In 1997, Pixar delivered its first smash hit, Toy Story. Not only did the film boast ground-breaking computer animation but it was a deep emotional narrative with lots of heart and humor. Since this release, Pixar has become a powerhouse of entertainment, consistently raising the bar of animated movies and delivering eleven acclaimed films. So when the negative reviews started pouring in for Cars 2, I thought that this time Pixar had truly delivered its first lemon.

Lightning McQueen, world renowned racing champion, is ready for some time off. He’s headed back to Radiator Springs, seeking to relax and refuel after winning his 4th Piston Cup. But his vacation stalls when he accepts a challenge to race in the World Grand Prix, taking place in Tokyo, the French Riviera, and London. Mater tags along and, after being mistaken for a secret agent, is caught up in a dangerous international spy game. It’s now up to Mater, and British spies Sally Shiftwell and Finn McMissile, to save Lightning from a flaming burnout.

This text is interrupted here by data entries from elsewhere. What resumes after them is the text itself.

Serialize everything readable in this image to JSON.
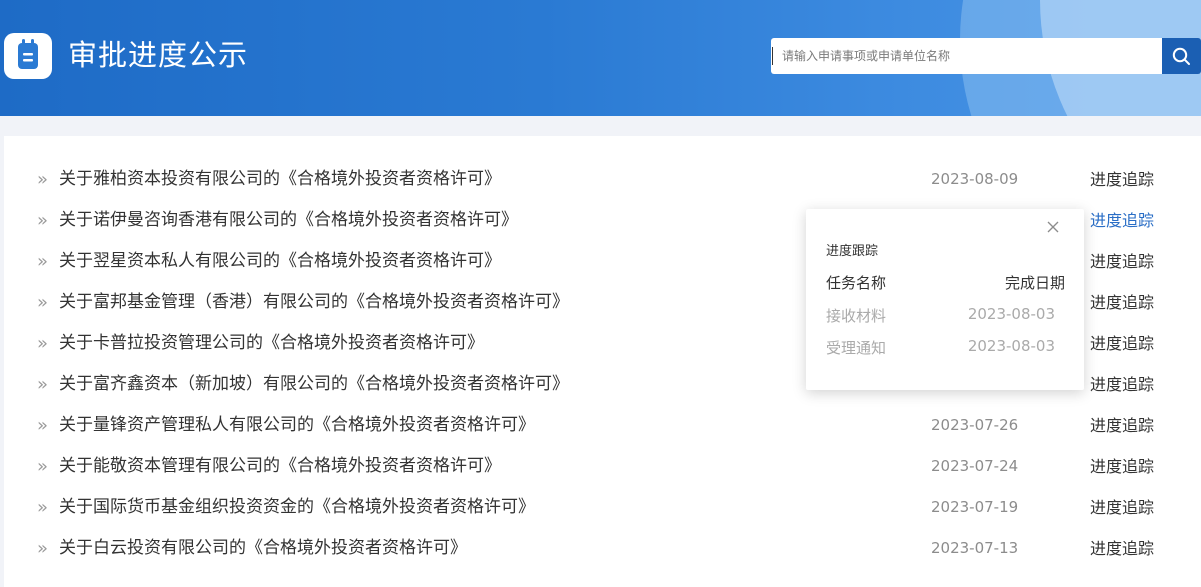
{
  "header": {
    "title": "审批进度公示",
    "search": {
      "value": "",
      "placeholder": "请输入申请事项或申请单位名称"
    },
    "colors": {
      "bar": "#2a7ad3",
      "button": "#1b5fb3"
    }
  },
  "list": {
    "arrow": "»",
    "items": [
      {
        "title": "关于雅柏资本投资有限公司的《合格境外投资者资格许可》",
        "date": "2023-08-09",
        "action": "进度追踪"
      },
      {
        "title": "关于诺伊曼咨询香港有限公司的《合格境外投资者资格许可》",
        "date": "",
        "action": "进度追踪"
      },
      {
        "title": "关于翌星资本私人有限公司的《合格境外投资者资格许可》",
        "date": "",
        "action": "进度追踪"
      },
      {
        "title": "关于富邦基金管理（香港）有限公司的《合格境外投资者资格许可》",
        "date": "",
        "action": "进度追踪"
      },
      {
        "title": "关于卡普拉投资管理公司的《合格境外投资者资格许可》",
        "date": "",
        "action": "进度追踪"
      },
      {
        "title": "关于富齐鑫资本（新加坡）有限公司的《合格境外投资者资格许可》",
        "date": "",
        "action": "进度追踪"
      },
      {
        "title": "关于量锋资产管理私人有限公司的《合格境外投资者资格许可》",
        "date": "2023-07-26",
        "action": "进度追踪"
      },
      {
        "title": "关于能敬资本管理有限公司的《合格境外投资者资格许可》",
        "date": "2023-07-24",
        "action": "进度追踪"
      },
      {
        "title": "关于国际货币基金组织投资资金的《合格境外投资者资格许可》",
        "date": "2023-07-19",
        "action": "进度追踪"
      },
      {
        "title": "关于白云投资有限公司的《合格境外投资者资格许可》",
        "date": "2023-07-13",
        "action": "进度追踪"
      }
    ]
  },
  "popover": {
    "title": "进度跟踪",
    "col_task": "任务名称",
    "col_date": "完成日期",
    "steps": [
      {
        "name": "接收材料",
        "date": "2023-08-03"
      },
      {
        "name": "受理通知",
        "date": "2023-08-03"
      }
    ]
  }
}
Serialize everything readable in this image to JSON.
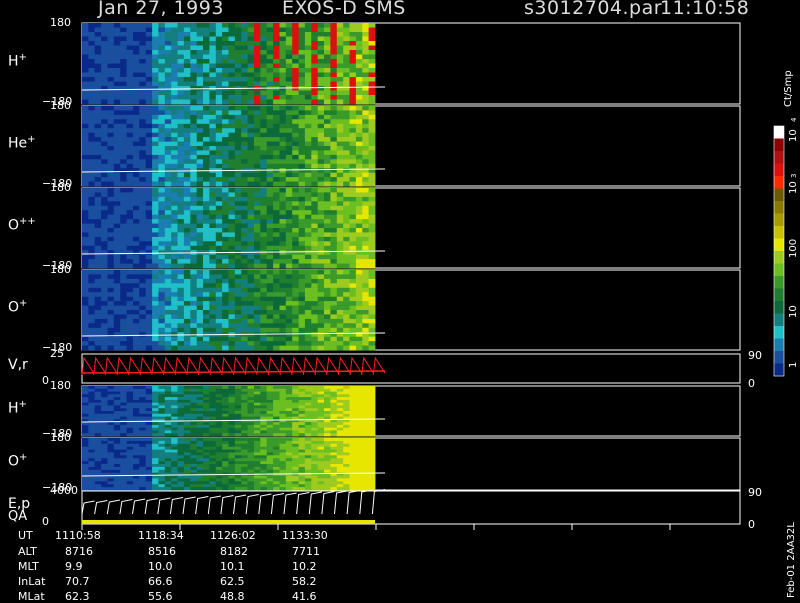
{
  "header": {
    "date": "Jan 27, 1993",
    "instrument": "EXOS-D SMS",
    "file": "s3012704.par",
    "time": "11:10:58"
  },
  "panels": [
    {
      "label": "H",
      "sup": "+",
      "y_top": "180",
      "y_bottom": "−180",
      "kind": "spec"
    },
    {
      "label": "He",
      "sup": "+",
      "y_top": "180",
      "y_bottom": "−180",
      "kind": "spec"
    },
    {
      "label": "O",
      "sup": "++",
      "y_top": "180",
      "y_bottom": "−180",
      "kind": "spec"
    },
    {
      "label": "O",
      "sup": "+",
      "y_top": "180",
      "y_bottom": "−180",
      "kind": "spec"
    },
    {
      "label": "V,r",
      "sup": "",
      "y_top": "25",
      "y_bottom": "0",
      "right_top": "90",
      "right_bottom": "0",
      "kind": "line"
    },
    {
      "label": "H",
      "sup": "+",
      "y_top": "180",
      "y_bottom": "−180",
      "kind": "spec2"
    },
    {
      "label": "O",
      "sup": "+",
      "y_top": "180",
      "y_bottom": "−180",
      "kind": "spec2"
    },
    {
      "label": "E,p",
      "sup": "",
      "y_top": "4000",
      "y_bottom": "0",
      "right_top": "90",
      "right_bottom": "0",
      "kind": "ep"
    }
  ],
  "qa_label": "QA",
  "colorbar": {
    "title": "Ct/Smp",
    "tick_labels": [
      "10",
      "4",
      "10",
      "3",
      "100",
      "10",
      "1"
    ],
    "colors": [
      "#ffffff",
      "#8b0000",
      "#b01010",
      "#dd1010",
      "#ff2a00",
      "#6b5a00",
      "#8a7a00",
      "#a89a00",
      "#c8c000",
      "#e6e600",
      "#9ecb1f",
      "#6bbf20",
      "#3a9a2a",
      "#1f7f2f",
      "#0c6a3a",
      "#137f7f",
      "#20c0c8",
      "#1a7fb0",
      "#1a4fa0",
      "#0a2a8a"
    ]
  },
  "footer": {
    "rows": [
      {
        "name": "UT",
        "values": [
          "1110:58",
          "1118:34",
          "1126:02",
          "1133:30"
        ]
      },
      {
        "name": "ALT",
        "values": [
          "8716",
          "8516",
          "8182",
          "7711"
        ]
      },
      {
        "name": "MLT",
        "values": [
          "9.9",
          "10.0",
          "10.1",
          "10.2"
        ]
      },
      {
        "name": "InLat",
        "values": [
          "70.7",
          "66.6",
          "62.5",
          "58.2"
        ]
      },
      {
        "name": "MLat",
        "values": [
          "62.3",
          "55.6",
          "48.8",
          "41.6"
        ]
      }
    ]
  },
  "side_note": "Feb-01 2AA32L",
  "chart_data": {
    "type": "heatmap",
    "title": "Jan 27, 1993   EXOS-D SMS",
    "x_ticks": [
      "1110:58",
      "1118:34",
      "1126:02",
      "1133:30"
    ],
    "series": [
      {
        "name": "H+",
        "y_range": [
          -180,
          180
        ]
      },
      {
        "name": "He+",
        "y_range": [
          -180,
          180
        ]
      },
      {
        "name": "O++",
        "y_range": [
          -180,
          180
        ]
      },
      {
        "name": "O+",
        "y_range": [
          -180,
          180
        ]
      },
      {
        "name": "V,r",
        "y_range": [
          0,
          25
        ]
      },
      {
        "name": "H+",
        "y_range": [
          -180,
          180
        ]
      },
      {
        "name": "O+",
        "y_range": [
          -180,
          180
        ]
      },
      {
        "name": "E,p",
        "y_range": [
          0,
          4000
        ]
      }
    ],
    "colorbar_units": "Ct/Smp",
    "colorbar_range": [
      "1",
      "10^4"
    ]
  }
}
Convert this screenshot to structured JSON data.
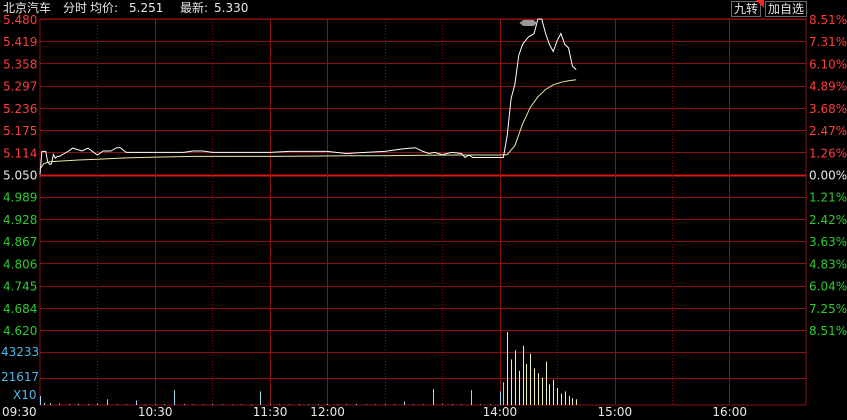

The plot is fun but it’s no match for the narrative genius of Pixar’s other films. It was, however, surprisingly far superior to the first (and, I thought, somewhat lackluster) Cars movie. The story wove in twists and turns, much like the grand prix racetrack itself, and although the outcome was never in doubt, the road getting there was always suspenseful. The story was bogged down, however, by some oft-tread clichés, including themes of being true to yourself and being a good friend.

These infantile themes also reflect the majority of the humor of the movie. The jokes were definitely geared toward a younger audience, slapstick comedy taking the front seat. But there was still much humor to enjoy—the subtle references to other Pixar films (the drive in theater playing “The Incredimobiles”), the dialogue between Lightning and arch-rival Francesco Bernoulli, the hilarious moment at the Arch de Triumph roundabout, and the always-subtle car puns.

Giaccino’s music paid tribute to old James Bond scores—brassy blasts and percussion-heavy motifs punctuating each scene. It works well in the film but it’s too bombastic to be enjoyed on its own.

The real showstoppers here are the animation, car races and action scenes. From the beginning, my eyes were dazzled by an explosion of color. I would hasten to say that this is some of the most stunning and gorgeously vivid animation I have ever seen. The palette was brightest during the opening race in Tokyo, the neon greens, blues and reds splashing the screen with jaw-dropping brilliance.

Pixar animators are truly innovative craftsmen when it comes to car race and action scenes. These are beautifully choreographed as Mater, Sally and Finn often make narrow escapes by utilizing Bond-like gadgets to escape. The unique scenes kept the suspense revved up and made for one exciting ride.

I left the theater wondering why the majority of critics (and friends) hated this film so much. Yes, the narrative is weaker than past Pixar gems, and it is often burdened by clichés, but the plot still manages to be a lot of fun. The humor is often immature and geared for a younger audience, but there are still plenty of laughs for more sophisticated audiences to enjoy. The flaws are far outweighed by the strengths, especially the creative action, exciting racing scenes and, above all, brilliant animation. While not up to normal Pixar standards, this is a strong sequel, outclassing its predecessor in almost every way. Ignore the critics; this is no lemon.